Daniel Duane, a California-based writer, climber, and surfer, wrote El Capitan, a homage to El Cap, the biggest, grandest piece of rock in Yosemite Valley. The book, published in 2000, is a wonderful and poetic account of the world’s greatest granite monolith and the historical personalities that populated its soaring flanks. These include Warren Harding, Royal Robbins, Jim Bridwell, John Middendorf, Mike Corbett, and Scott Burk. Besides the historical perspectives, Duane also writes exuberantly of his own obsession with getting up The Captain.
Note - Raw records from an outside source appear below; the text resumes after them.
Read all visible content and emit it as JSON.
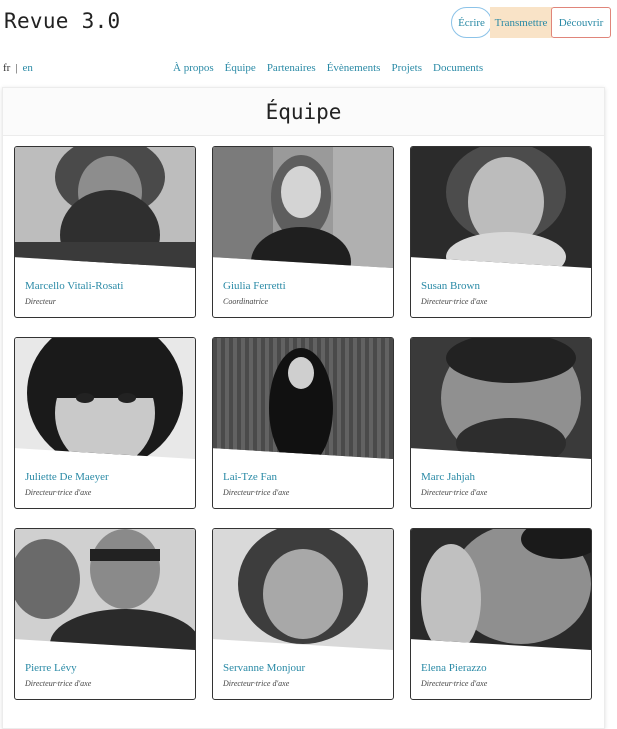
{
  "header": {
    "brand": "Revue 3.0",
    "buttons": {
      "ecrire": "Écrire",
      "transmettre": "Transmettre",
      "decouvrir": "Découvrir"
    }
  },
  "lang": {
    "current": "fr",
    "separator": "|",
    "other": "en"
  },
  "nav": [
    "À propos",
    "Équipe",
    "Partenaires",
    "Évènements",
    "Projets",
    "Documents"
  ],
  "page": {
    "title": "Équipe"
  },
  "members": [
    {
      "name": "Marcello Vitali-Rosati",
      "role": "Directeur"
    },
    {
      "name": "Giulia Ferretti",
      "role": "Coordinatrice"
    },
    {
      "name": "Susan Brown",
      "role": "Directeur·trice d'axe"
    },
    {
      "name": "Juliette De Maeyer",
      "role": "Directeur·trice d'axe"
    },
    {
      "name": "Lai-Tze Fan",
      "role": "Directeur·trice d'axe"
    },
    {
      "name": "Marc Jahjah",
      "role": "Directeur·trice d'axe"
    },
    {
      "name": "Pierre Lévy",
      "role": "Directeur·trice d'axe"
    },
    {
      "name": "Servanne Monjour",
      "role": "Directeur·trice d'axe"
    },
    {
      "name": "Elena Pierazzo",
      "role": "Directeur·trice d'axe"
    }
  ]
}
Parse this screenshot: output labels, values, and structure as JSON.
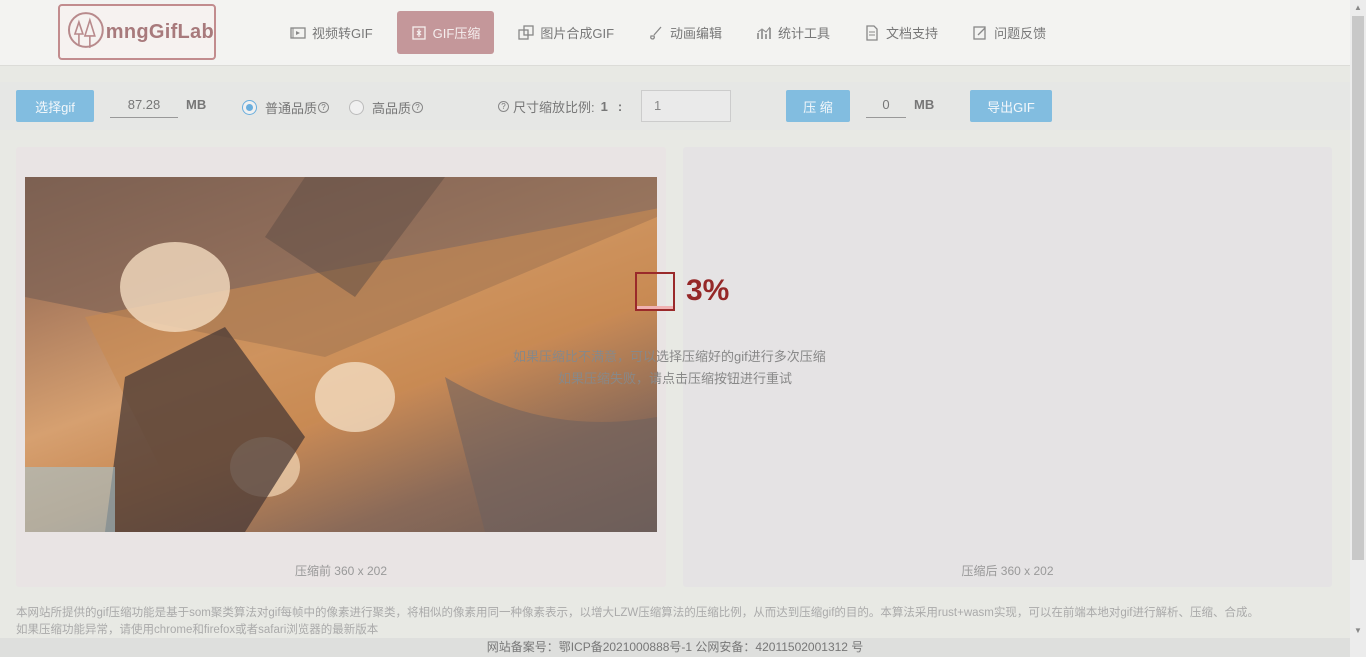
{
  "logo": {
    "text": "mngGifLab",
    "icon": "tree-icon"
  },
  "nav": [
    {
      "label": "视频转GIF",
      "icon": "video-icon",
      "active": false
    },
    {
      "label": "GIF压缩",
      "icon": "compress-icon",
      "active": true
    },
    {
      "label": "图片合成GIF",
      "icon": "images-icon",
      "active": false
    },
    {
      "label": "动画编辑",
      "icon": "brush-icon",
      "active": false
    },
    {
      "label": "统计工具",
      "icon": "chart-icon",
      "active": false
    },
    {
      "label": "文档支持",
      "icon": "document-icon",
      "active": false
    },
    {
      "label": "问题反馈",
      "icon": "feedback-icon",
      "active": false
    }
  ],
  "toolbar": {
    "select_label": "选择gif",
    "input_size": "87.28",
    "unit": "MB",
    "quality_normal": "普通品质",
    "quality_high": "高品质",
    "quality_selected": "normal",
    "scale_label": "尺寸缩放比例:",
    "scale_prefix": "1",
    "scale_colon": ":",
    "scale_value": "1",
    "compress_label": "压 缩",
    "output_size": "0",
    "export_label": "导出GIF"
  },
  "panels": {
    "before_caption": "压缩前 360 x 202",
    "after_caption": "压缩后 360 x 202"
  },
  "progress": {
    "percent_text": "3%",
    "value": 0.03
  },
  "hints": {
    "line1": "如果压缩比不满意，可以选择压缩好的gif进行多次压缩",
    "line2": "如果压缩失败，请点击压缩按钮进行重试"
  },
  "notes": {
    "line1": "本网站所提供的gif压缩功能是基于som聚类算法对gif每帧中的像素进行聚类，将相似的像素用同一种像素表示，以增大LZW压缩算法的压缩比例，从而达到压缩gif的目的。本算法采用rust+wasm实现，可以在前端本地对gif进行解析、压缩、合成。",
    "line2": "如果压缩功能异常，请使用chrome和firefox或者safari浏览器的最新版本"
  },
  "footer": "网站备案号：鄂ICP备2021000888号-1 公网安备：42011502001312 号"
}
“In my fourth summer of rock climbing, in 1991, I tried and failed to climb El Capitan three times. The first time…I was overcome by terror while still relatively low on the wall. The wall seemed impossibly vast, towering overhead with winds running almost constantly along the face, and birds rose and fell in dramatic demonstrations of gravity; hour upon hour of crushing physical labor brought the summit not an inch closer even as the ground got frighteningly far away. Then…I traversed onto a part of the wall on which the exposure—meaning the vertical drop below, the sheer volume of wall and space swimming all around—preyed upon the stability of my mind. My thoughts began to swirl about uncontrollably and I felt a terrible, inchoate urgency, as if something absolutely had to be done, and very, very soon. So I did something: I went down.”